Lincoln, Nebraska, Aug. 22, 2017 – Nearly half of rural Nebraskans are bypassing their local grocery stores to buy their food at supercenters and supermarkets, according to the 2017 Nebraska Rural Poll.
Local grocery stores maintain market share in communities that are large enough for them to be viable but too small to be major markets. Yet almost three in 10 residents of those places do most of their food shopping at supercenters or big-box retailers, the poll shows.
According to the latest batch of findings from this year’s Rural Poll – the largest annual poll of rural Nebraskans’ perceptions on quality of life and policy issues – those living in or near the largest communities tend to frequent either a supermarket or supercenter for most of their shopping.
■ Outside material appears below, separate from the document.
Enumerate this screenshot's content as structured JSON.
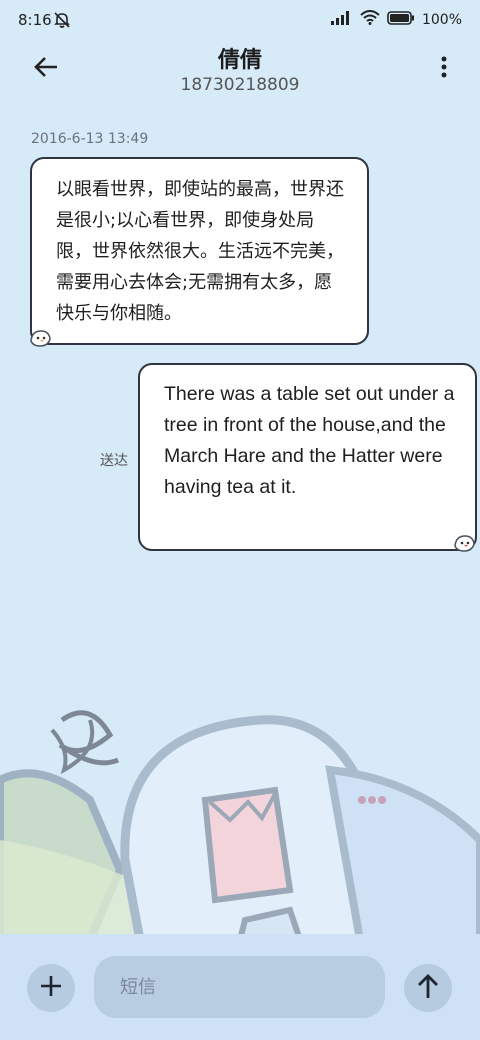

Residents of smaller towns and villages (populations under 500) are almost evenly split between their primary usage of supercenters, supermarkets and small grocery stores. Sixty-five percent of those surveyed who use supercenters have a small grocery store closer to them.
“Almost half of rural Nebraskans are choosing to drive farther and choosing less local,” said Vanessa Wielenga, assistant extension educator for food access and availability. “This trend can be contributing to the decline of smaller towns. I don’t know that we always think about the impact we are having on our local economies.”
When deciding where to shop for food, poll results indicate rural Nebraskans are most concerned with the quality, cost and selection of food as well as store characteristics such as cleanliness and customer service. These characteristics rate higher than location. However, the store being near their home was a more important consideration for respondents age 19 to 29.
Those using supermarkets are more satisfied with the quality and selection of fresh fruits and vegetables and the selection of canned or frozen fruits and vegetables, low-fat dairy and other goods. Those who buy most of their food at a small grocery store are most likely to be satisfied with the quality and selection of lean meats, and quality of low-fat dairy and other goods.
Most people living in or near larger communities are within 10 minutes of the store from which they buy most of their food, the poll shows. However, 67 percent of those living in or near smaller towns and villages travel up to 30 minutes and 21 percent travel between 31 and 45 minutes to the store where they shop for food.
“Choosing where to shop involves a number of factors and tradeoffs for consumers,” said Brad Lubben, assistant professor of agricultural economics with Nebraska Extension. “Perceptions of price, quality or variety can trump location or convenience. That can encourage consumers to drive past the local store for more-distant markets and establish habits that may be hard to change, even if the local offerings are really of similar or better value, particularly including travel time and costs.”
Beyond retail shopping, 75 percent of those surveyed reported getting some of their food from a garden and 44 percent get some food from a farmer’s market or community-supported agriculture.
The 22nd annual University of Nebraska-Lincoln poll was sent to 6,244 households in 86 Nebraska counties in March and April. Results are based on 1,972 responses, a response rate of 32 percent. The margin of error is plus or minus 2 percent. Complete results are available at http://ruralpoll.unl.edu.
The university’s Department of Agricultural Economics conducts the poll in cooperation with the Nebraska Rural Futures Institute with funding from Nebraska Extension and the Agricultural Research Division in the university’s Institute of Agriculture and Natural Resources.